By all means have a statement of faith, but reserve a page further into your site, that can be found by those interested, for the more in depth theological statements.

3. Don’t have random bible verses with no context

In churches up and down the country good biblical, contextual preaching happens. Taking bible verses out of context, or even worse, making them say what you want is a big no no. We are taught good handling of the scriptures requires reading and studying in context. Why then do so many churches, as a default, feel the need to just slap a bible verse on their website. No explanation, no background, no exposition. Leaving it to the site user to understand what it means and why you’ve placed it there.

There is absolutely a place for scripture on websites, but give it a link to a page that opens up the verse, don’t stick it in as a footnote on your site, its criminal. Most visitors will be new to the church perhaps Christianity!

4. Don’t ignore the church website design

Whilst your websites primary concern is its content, mention must be made of the design of your church website. The tendency is to use every colour under the sun, the brighter the better! Leaving a site totally unbalanced and the end user with sore eyes and unsure where they are supposed to be looking.

Ideally your church has a brand, use it to inform your church website design (what do you mean you don’t have a church brand?!!). With this as a guide you can plan out how the site will look, what to bring focus to and what doesn’t need to be so in your face. A nice church website design will have pleasing touches like hover changes on links, info areas in some form of container or with a heading, to build some information hierarchy.

Chances are, if it looks like a mess, the user is less likely to engage. If it looks amateurish that will be the lasting impression you will be giving off about the church.

Similarly for fonts, the brand should lead the usage of fonts, what to use for headers, for links and main text. Don’t use every available font, don’t have crazy sizes. There should be some standardised type design for the site, which breeds familiarity. This is a good thing.

5. Don’t create information overload

Closely tied to font usage is the content of the site itself. I’ve seen many church websites that cram their home page full of text, presuming the best way to inform is to cram it down the users throats. Unfortunately all this achieves is an assault on the users eyes, as they can’t work out what to look at and where they should be looking first. More often then not this leads to users switching off and glazing over.

White space is good. It allows information to breathe, it allows the users gaze to be drawn to pieces of information. They won’t read through reams of text, online visitors consume information in chunks. Make it readable and guess what – people will read it.

6. Don’t be contactless

I am always surprised how many times I have heard people have filled in a contact form to never hear from that organisation in return. Contact forms are useful, it means you don’t need to display an email which encourages spam. Contact forms aren’t evil, but if these forms aren’t being piped through to someones email, the user will never get an answer.

Because of this, there is a default position that a contact form is managed by some kind of automated robot that only has three or four stock responses. I have seen real value in highlighting on your contact form who it will go to and how long it will take for the church to respond.

7. Don’t rely on ‘the tech guy’

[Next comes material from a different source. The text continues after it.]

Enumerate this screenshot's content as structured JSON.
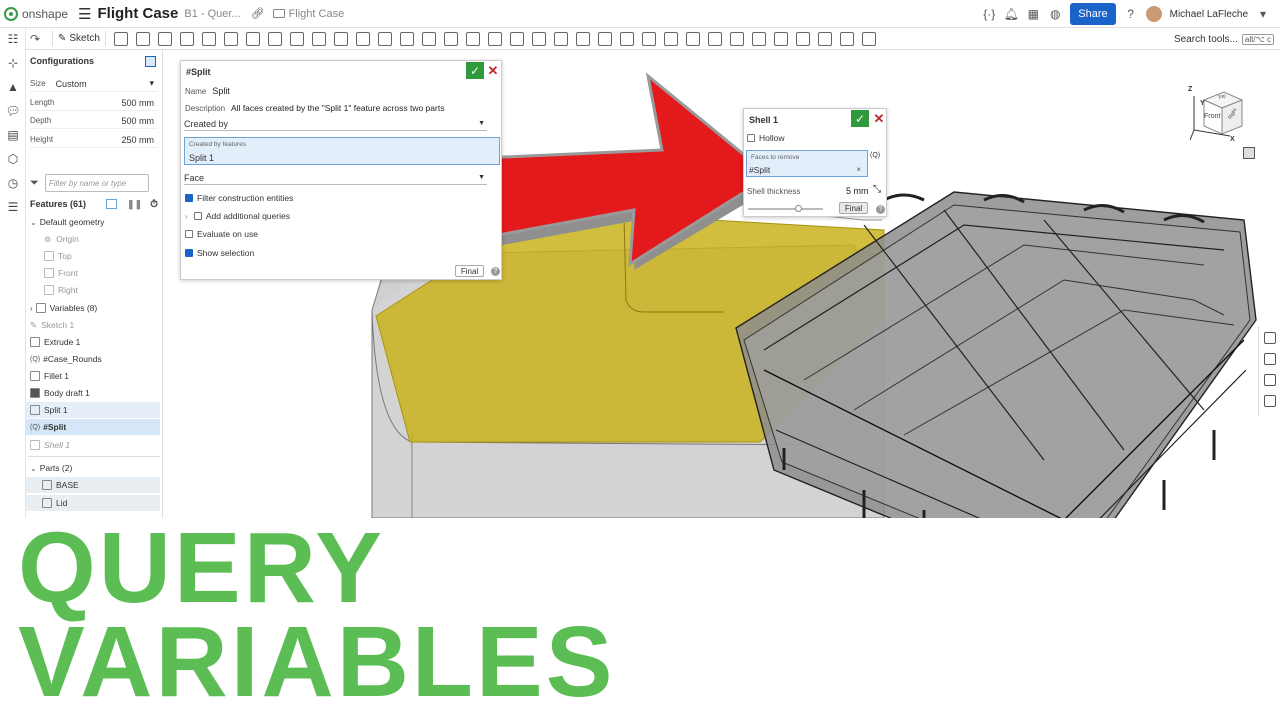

Whenever I build a church website, I supply a manual of how to do everything on the website. I encourage the church to have two or three trained up on how to use it. It is a dangerous game to only have one person looking after the website. Yes there should be someone in heading it up, especially in a small church but there is no excuse not to get somebody else involved who knows how to do the every day jobs. They aren’t difficult tasks and with a manual in front of you it’s hard to go wrong, indeed after doing it once or twice you won’t need a how to guide anymore.

Also, if others are involved, they can come up with ideas on how to improve the site in the future. Perhaps new features or improvements of existing functionality.